Core Competencies: Philosophy & Theory; Programming; Human Resource Management
Learning Objectives:
  1. Learn basic theories regarding learning outcomes, curriculum, and lesson planning development.
  2. Design lesson plans that include learning outcomes and methods of assessment.
  3. Be able to identify and put into practice theories of experiential education.
Managing/Leading Student Staff; Student Learning Outcomes
A Practical Approach to the Collegiate Recreation Student Employee as Student Leader 1766
  • 0.1 NIRSA CEUs
  • Wednesday, April 6 • 10:30am – 11:30am
  • Sun C/1/2/3
  • Cara McFadden, Ph.D., Elon University; Julie Wallace-Carr, Ph.D., James Madison University
Collegiate recreation student employment opportunities are available in a number of programmatic areas like facilities, intramurals, aquatics, fitness, and outdoor adventure. Within most recreation departments, the number of student employees range anywhere from 50 to 500. Typically, these departments are some of the largest providers of student employment opportunities on campuses across the country. The focus of this session will be on developing student employee leadership in collegiate recreation work environments. Information on moving theory into practice and actual examples from institutions ranging from small to large will be provided.
Core Competencies: Philosophy & Theory; Human Resource Management
Learning Objectives:
  1. Identify at least two theories related to student employee leadership development.
  2. Be able to articulate at least two examples of student employment leadership development processes used in a campus recreation setting.
  3. Develop an implementation plan for one of the discussed sustainable approaches to developing student employee leadership within your campus recreation department.
Personal/Professional Development; Student Learning Outcomes
Guided Reflections On Work®: Connecting Work and Academics 1771
  • 0.1 NIRSA CEUs
  • Wednesday, April 6 • 10:30am – 11:30am
  • Sun D/4/5/6
  • JT Timmons, RCRSP, University of Iowa; Brian Baxter, University of Iowa
When meaningful connections between learning in the classroom and learning on the job are made evident employment during college helps contribute to student success. Learn how one university uses Guided Reflections On Work® to improve academic success and student job performance.
Core Competencies: Personal & Professional Qualities; Human Resource Management; Philosophy & Theory

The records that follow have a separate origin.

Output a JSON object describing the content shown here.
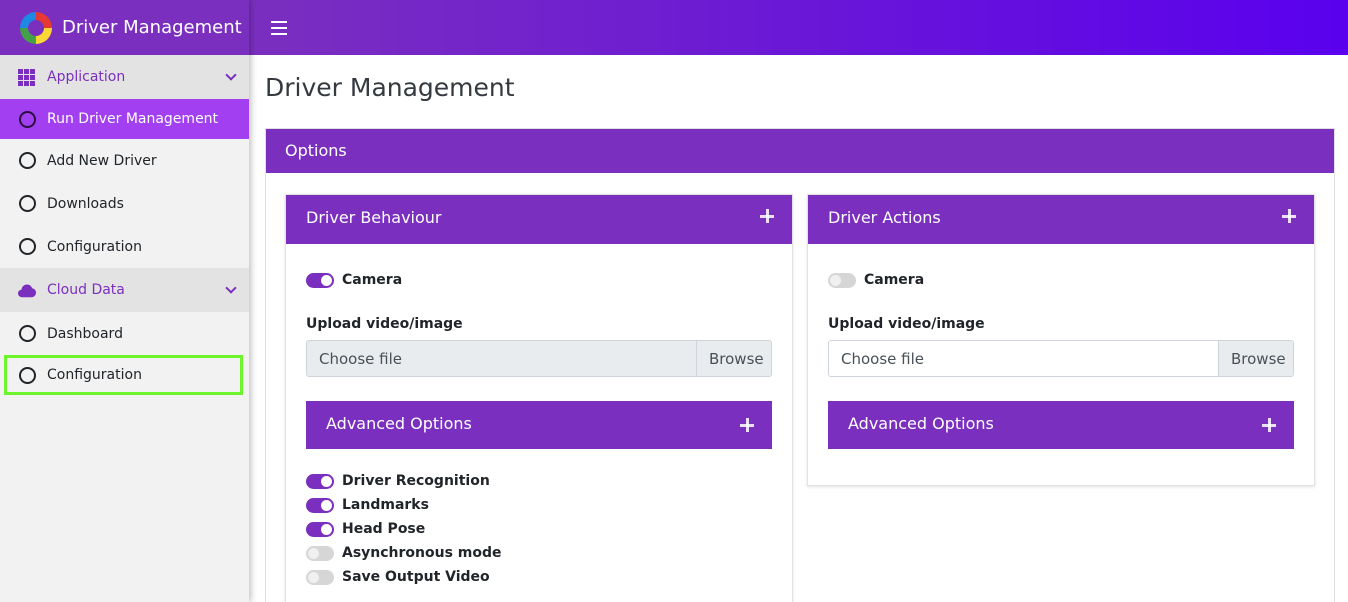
{
  "app": {
    "title": "Driver Management"
  },
  "sidebar": {
    "sections": [
      {
        "label": "Application",
        "icon": "grid-icon",
        "items": [
          {
            "label": "Run Driver Management",
            "active": true
          },
          {
            "label": "Add New Driver"
          },
          {
            "label": "Downloads"
          },
          {
            "label": "Configuration"
          }
        ]
      },
      {
        "label": "Cloud Data",
        "icon": "cloud-icon",
        "items": [
          {
            "label": "Dashboard"
          },
          {
            "label": "Configuration",
            "highlighted": true
          }
        ]
      }
    ]
  },
  "page": {
    "title": "Driver Management"
  },
  "options": {
    "title": "Options",
    "behaviour": {
      "title": "Driver Behaviour",
      "camera": {
        "label": "Camera",
        "on": true
      },
      "upload_label": "Upload video/image",
      "file_placeholder": "Choose file",
      "browse_label": "Browse",
      "advanced": {
        "title": "Advanced Options",
        "toggles": [
          {
            "label": "Driver Recognition",
            "on": true
          },
          {
            "label": "Landmarks",
            "on": true
          },
          {
            "label": "Head Pose",
            "on": true
          },
          {
            "label": "Asynchronous mode",
            "on": false
          },
          {
            "label": "Save Output Video",
            "on": false
          }
        ]
      }
    },
    "actions": {
      "title": "Driver Actions",
      "camera": {
        "label": "Camera",
        "on": false
      },
      "upload_label": "Upload video/image",
      "file_placeholder": "Choose file",
      "browse_label": "Browse",
      "advanced": {
        "title": "Advanced Options"
      }
    }
  },
  "colors": {
    "accent": "#7b2fbf",
    "active_item": "#a23ff0",
    "topbar_end": "#5a00ee",
    "highlight": "#6cf52a"
  }
}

Learning Objectives:
  1. Articulate the benefits of being mindful of the connection between work and academics for student employees.
  2. Learn how to incorporate academic support conversations into everyday interactions with students.
  3. Summarize the Iowa Guided Reflections On Work® initiative and determine if something akin to it could be effective at your institution.